Volume 57, Issue 5, pages 2072–2077, May 2013
How to Cite
Wang, X., Zhang, A. and Sun, H. (2013), Power of metabolomics in diagnosis and biomarker discovery of hepatocellular carcinoma. Hepatology, 57: 2072–2077. doi: 10.1002/hep.26130
Potential conflict of interest: Nothing to report.
Supported by grants from the Key Program of the Natural Science Foundation of the State (Grant No. 90709019), the National Specific Program on the Subject of Public Welfare (Grant No. 200807014), the National Program for Key Basic Research Projects in China (Grant No. 2005CB523406), and the National Key Program on the Subject of Drug Innovation (Grant No. 2009ZX09502-005).
- Issue published online: 22 APR 2013
- Article first published online: 15 FEB 2013
- Accepted manuscript online: 13 NOV 2012 11:01PM EST
- Manuscript Accepted: 29 OCT 2012
- Manuscript Received: 16 SEP 2012

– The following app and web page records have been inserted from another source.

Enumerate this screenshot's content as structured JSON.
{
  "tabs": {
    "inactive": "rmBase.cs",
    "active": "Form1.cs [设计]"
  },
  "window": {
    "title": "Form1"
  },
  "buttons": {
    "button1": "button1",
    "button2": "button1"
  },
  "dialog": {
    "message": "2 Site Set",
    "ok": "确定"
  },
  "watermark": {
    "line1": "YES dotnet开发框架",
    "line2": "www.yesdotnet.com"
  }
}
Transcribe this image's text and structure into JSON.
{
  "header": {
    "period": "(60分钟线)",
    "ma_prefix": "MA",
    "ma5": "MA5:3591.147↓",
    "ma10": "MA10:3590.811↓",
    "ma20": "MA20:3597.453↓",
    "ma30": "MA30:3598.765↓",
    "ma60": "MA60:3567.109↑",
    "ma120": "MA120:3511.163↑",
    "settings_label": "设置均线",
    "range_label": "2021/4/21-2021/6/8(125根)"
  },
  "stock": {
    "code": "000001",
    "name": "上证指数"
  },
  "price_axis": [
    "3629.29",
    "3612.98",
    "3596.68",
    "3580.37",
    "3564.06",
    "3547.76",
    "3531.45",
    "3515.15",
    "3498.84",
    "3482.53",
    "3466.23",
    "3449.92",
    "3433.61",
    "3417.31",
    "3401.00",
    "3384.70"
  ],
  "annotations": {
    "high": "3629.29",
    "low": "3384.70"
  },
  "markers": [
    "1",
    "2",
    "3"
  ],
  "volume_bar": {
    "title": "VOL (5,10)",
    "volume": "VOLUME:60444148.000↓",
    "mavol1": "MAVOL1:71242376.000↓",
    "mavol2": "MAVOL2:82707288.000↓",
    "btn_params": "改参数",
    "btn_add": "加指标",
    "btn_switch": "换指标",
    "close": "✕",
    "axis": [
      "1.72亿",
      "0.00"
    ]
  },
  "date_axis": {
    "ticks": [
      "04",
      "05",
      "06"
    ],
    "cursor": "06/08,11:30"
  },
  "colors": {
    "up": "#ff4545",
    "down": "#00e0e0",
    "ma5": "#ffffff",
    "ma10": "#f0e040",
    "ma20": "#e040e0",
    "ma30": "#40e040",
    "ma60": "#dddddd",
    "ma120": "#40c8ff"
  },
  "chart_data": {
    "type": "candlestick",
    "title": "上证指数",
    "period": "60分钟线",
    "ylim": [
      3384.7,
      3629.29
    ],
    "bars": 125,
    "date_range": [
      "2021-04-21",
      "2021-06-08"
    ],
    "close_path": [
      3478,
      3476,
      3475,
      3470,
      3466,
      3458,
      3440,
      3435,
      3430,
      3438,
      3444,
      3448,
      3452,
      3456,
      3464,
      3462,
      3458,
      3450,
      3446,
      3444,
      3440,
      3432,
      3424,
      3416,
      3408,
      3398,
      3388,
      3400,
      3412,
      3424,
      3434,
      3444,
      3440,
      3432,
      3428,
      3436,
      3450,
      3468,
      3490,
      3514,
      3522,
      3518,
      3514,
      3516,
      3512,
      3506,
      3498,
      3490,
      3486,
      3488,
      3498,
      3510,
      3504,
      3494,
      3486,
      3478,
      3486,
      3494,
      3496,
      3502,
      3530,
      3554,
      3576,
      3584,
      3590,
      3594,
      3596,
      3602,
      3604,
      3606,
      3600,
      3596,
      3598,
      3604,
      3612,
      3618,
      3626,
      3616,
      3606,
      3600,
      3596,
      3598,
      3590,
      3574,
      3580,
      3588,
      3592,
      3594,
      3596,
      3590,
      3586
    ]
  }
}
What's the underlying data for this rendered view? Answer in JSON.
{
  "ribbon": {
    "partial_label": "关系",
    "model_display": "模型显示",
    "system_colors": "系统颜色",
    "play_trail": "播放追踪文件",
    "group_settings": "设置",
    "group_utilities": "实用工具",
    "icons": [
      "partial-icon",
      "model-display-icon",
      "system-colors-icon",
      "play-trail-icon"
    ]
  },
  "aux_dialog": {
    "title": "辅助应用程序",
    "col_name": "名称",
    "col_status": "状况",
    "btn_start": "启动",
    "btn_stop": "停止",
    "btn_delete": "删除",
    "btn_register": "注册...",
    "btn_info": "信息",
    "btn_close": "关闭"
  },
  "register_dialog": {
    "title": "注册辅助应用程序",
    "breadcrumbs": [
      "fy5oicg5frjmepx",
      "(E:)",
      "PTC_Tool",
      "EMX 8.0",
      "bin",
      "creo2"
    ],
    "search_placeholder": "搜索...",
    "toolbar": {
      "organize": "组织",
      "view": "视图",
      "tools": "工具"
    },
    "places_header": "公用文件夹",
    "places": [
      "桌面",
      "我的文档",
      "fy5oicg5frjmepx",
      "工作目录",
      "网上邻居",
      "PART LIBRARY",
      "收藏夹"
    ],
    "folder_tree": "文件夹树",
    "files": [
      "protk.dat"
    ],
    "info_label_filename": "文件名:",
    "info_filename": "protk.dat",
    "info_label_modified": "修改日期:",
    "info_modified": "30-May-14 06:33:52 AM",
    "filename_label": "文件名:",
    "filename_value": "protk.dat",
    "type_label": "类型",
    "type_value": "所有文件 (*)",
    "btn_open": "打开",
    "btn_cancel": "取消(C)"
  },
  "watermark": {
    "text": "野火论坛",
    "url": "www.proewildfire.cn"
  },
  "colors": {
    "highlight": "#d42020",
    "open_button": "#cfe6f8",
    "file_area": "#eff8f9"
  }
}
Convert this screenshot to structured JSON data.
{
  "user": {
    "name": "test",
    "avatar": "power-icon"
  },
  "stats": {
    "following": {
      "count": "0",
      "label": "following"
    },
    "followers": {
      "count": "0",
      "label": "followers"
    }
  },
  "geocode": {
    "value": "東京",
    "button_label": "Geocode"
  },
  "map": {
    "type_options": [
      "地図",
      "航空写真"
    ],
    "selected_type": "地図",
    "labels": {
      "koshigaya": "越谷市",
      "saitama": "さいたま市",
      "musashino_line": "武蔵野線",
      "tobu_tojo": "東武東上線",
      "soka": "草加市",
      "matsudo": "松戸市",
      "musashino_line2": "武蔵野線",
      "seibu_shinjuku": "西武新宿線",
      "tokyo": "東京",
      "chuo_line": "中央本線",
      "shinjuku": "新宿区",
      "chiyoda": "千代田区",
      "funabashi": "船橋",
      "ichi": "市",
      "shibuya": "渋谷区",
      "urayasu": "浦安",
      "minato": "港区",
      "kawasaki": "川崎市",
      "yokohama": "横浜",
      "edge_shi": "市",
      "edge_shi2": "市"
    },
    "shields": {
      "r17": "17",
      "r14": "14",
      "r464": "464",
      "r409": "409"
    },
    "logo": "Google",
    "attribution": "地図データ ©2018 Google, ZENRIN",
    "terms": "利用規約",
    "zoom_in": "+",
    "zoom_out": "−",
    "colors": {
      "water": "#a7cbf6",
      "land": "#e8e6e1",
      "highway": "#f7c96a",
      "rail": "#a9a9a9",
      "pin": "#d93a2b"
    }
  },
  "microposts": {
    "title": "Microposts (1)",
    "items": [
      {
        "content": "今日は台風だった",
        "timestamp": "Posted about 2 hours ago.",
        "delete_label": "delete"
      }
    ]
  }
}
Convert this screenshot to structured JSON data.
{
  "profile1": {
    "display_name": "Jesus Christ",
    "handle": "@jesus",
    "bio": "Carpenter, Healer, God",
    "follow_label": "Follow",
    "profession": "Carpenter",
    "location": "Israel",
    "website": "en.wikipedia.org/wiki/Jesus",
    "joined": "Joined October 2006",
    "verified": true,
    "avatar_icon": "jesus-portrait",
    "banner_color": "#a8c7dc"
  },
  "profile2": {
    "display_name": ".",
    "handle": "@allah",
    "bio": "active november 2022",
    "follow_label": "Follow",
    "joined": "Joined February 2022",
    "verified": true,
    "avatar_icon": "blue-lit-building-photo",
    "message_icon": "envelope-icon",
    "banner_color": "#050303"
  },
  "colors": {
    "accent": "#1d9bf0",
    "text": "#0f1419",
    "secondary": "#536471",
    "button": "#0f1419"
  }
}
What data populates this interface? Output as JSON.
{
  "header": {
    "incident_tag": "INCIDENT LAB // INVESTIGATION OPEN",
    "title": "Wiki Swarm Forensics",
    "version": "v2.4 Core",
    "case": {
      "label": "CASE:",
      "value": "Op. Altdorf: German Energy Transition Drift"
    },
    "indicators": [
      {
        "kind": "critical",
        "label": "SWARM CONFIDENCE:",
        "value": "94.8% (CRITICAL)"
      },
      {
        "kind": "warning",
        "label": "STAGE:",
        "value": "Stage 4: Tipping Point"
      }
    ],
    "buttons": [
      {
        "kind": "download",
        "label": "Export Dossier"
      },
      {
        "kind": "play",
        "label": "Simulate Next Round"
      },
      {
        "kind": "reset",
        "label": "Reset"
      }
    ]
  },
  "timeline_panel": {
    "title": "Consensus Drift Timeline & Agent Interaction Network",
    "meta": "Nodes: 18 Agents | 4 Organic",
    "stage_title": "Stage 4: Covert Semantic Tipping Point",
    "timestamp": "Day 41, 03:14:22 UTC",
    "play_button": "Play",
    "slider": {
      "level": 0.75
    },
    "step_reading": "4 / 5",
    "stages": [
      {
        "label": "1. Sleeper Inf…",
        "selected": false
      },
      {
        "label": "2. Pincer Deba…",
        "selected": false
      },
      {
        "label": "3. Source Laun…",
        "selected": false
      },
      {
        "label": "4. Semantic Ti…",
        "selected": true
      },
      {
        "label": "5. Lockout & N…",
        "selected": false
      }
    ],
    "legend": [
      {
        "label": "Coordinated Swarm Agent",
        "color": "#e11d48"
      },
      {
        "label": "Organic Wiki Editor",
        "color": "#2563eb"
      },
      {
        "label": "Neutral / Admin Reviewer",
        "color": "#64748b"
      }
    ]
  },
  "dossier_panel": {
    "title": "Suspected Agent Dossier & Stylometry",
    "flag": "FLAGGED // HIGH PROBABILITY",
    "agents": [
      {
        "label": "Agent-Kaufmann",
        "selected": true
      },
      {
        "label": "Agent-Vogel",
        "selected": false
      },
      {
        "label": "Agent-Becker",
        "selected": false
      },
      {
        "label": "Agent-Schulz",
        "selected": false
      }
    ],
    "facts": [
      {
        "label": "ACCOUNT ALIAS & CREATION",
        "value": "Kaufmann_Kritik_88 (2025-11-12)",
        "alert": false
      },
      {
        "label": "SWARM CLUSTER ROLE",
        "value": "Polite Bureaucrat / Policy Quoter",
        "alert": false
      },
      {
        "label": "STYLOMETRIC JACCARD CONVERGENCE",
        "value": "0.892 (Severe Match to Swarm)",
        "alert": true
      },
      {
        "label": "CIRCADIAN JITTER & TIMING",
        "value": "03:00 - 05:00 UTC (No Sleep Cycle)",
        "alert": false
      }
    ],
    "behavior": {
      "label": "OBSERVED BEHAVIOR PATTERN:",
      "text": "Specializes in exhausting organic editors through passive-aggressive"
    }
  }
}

Hepatocellular carcinoma (HCC) is the commonest primary hepatic malignancy and the third most common cause of cancer-related death worldwide. Incidence remains highest in the developing world and is steadily increasing across the developed world. Current diagnostic modalities, of ultrasound and α-fetoprotein, are expensive and lack sensitivity in tumor detection. Because of its asymptomatic nature, HCC is usually diagnosed at late and advanced stages, for which there are no effective therapies. Thus, biomarkers for early detection and molecular targets for treating HCC are urgently needed. Emerging high-throughput metabolomics technologies have been widely applied, aiming at the discovery of candidate biomarkers for cancer staging, prediction of recurrence and prognosis, and treatment selection. Metabolic profiles, which are affected by many physiological and pathological processes, may provide further insight into the metabolic consequences of this severe liver disease. Small-molecule metabolites have an important role in biological systems and represent attractive candidates to understand HCC phenotypes. The power of metabolomics allows an unparalleled opportunity to query the molecular mechanisms of HCC. This technique-driven review aims to demystify the metabolomics pathway, while also illustrating the potential of this technique, with recent examples of its application in HCC. (HEPATOLOGY 2013)